  • Interactive comment on "How unusual was autumn 2006 in Europe?" by G. J. van Oldenborgh. Van Oldenborgh, G. J. // Climate of the Past Discussions;2007 Supplement, Vol. 3, pS417 

    The article presents a response by G. J. van Oldenborgh to a comment on the paper "How Unusual Was Autumn 2006 in Europe" that was published in the previous issue of the journal. The author says that the approximation approach assumes a stationary climate. It also assumes that temperatures are...

  • Summertime land-sea thermal contrast and atmospheric circulation over East Asia in a warming climate-Part I: Past changes and future projections. Kamae, Youichi; Watanabe, Masahiro; Kimoto, Masahide; Shiogama, Hideo // Climate Dynamics;Nov2014, Vol. 43 Issue 9/10, p2553 

    Land-sea surface air temperature (SAT) contrast, an index of tropospheric thermodynamic structure and dynamical circulation, has shown a significant increase in recent decades over East Asia during the boreal summer. In Part I of this two-part paper, observational data and the results of...

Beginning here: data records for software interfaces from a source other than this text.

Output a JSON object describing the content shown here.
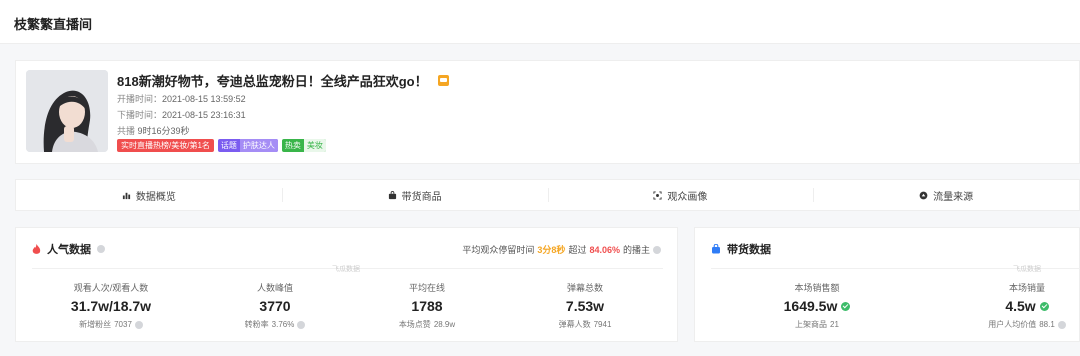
{
  "page": {
    "title": "枝繁繁直播间"
  },
  "live": {
    "title": "818新潮好物节，夸迪总监宠粉日！全线产品狂欢go！",
    "start_label": "开播时间：",
    "start_time": "2021-08-15 13:59:52",
    "end_label": "下播时间：",
    "end_time": "2021-08-15 23:16:31",
    "duration_label": "共播",
    "duration": "9时16分39秒",
    "tags": {
      "rank": "实时直播热榜/美妆/第1名",
      "topic": "话题",
      "topic_value": "护肤达人",
      "hot": "热卖",
      "hot_value": "美妆"
    }
  },
  "tabs": [
    {
      "label": "数据概览",
      "icon": "bar-chart-icon"
    },
    {
      "label": "带货商品",
      "icon": "bag-icon"
    },
    {
      "label": "观众画像",
      "icon": "portrait-icon"
    },
    {
      "label": "流量来源",
      "icon": "traffic-icon"
    }
  ],
  "popularity": {
    "title": "人气数据",
    "avg_prefix": "平均观众停留时间",
    "avg_time": "3分8秒",
    "avg_mid": "超过",
    "avg_pct": "84.06%",
    "avg_suffix": "的播主",
    "watermark": "飞瓜数据",
    "stats": [
      {
        "label": "观看人次/观看人数",
        "value": "31.7w/18.7w",
        "sub_label": "新增粉丝",
        "sub_value": "7037"
      },
      {
        "label": "人数峰值",
        "value": "3770",
        "sub_label": "转粉率",
        "sub_value": "3.76%"
      },
      {
        "label": "平均在线",
        "value": "1788",
        "sub_label": "本场点赞",
        "sub_value": "28.9w"
      },
      {
        "label": "弹幕总数",
        "value": "7.53w",
        "sub_label": "弹幕人数",
        "sub_value": "7941"
      }
    ]
  },
  "goods": {
    "title": "带货数据",
    "watermark": "飞瓜数据",
    "stats": [
      {
        "label": "本场销售额",
        "value": "1649.5w",
        "sub_label": "上架商品",
        "sub_value": "21"
      },
      {
        "label": "本场销量",
        "value": "4.5w",
        "sub_label": "用户人均价值",
        "sub_value": "88.1"
      }
    ]
  },
  "colors": {
    "accent_red": "#f04e4e",
    "accent_orange": "#f5a623",
    "verified_green": "#3dbc6a",
    "cart_blue": "#2f7cf6"
  }
}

Share

Read the Article

Courtesy of THE LIBRARY OF VIRGINIA

Sorry, but this item is not currently available from your library.

Try another library?
Sign out of this library

Other Topics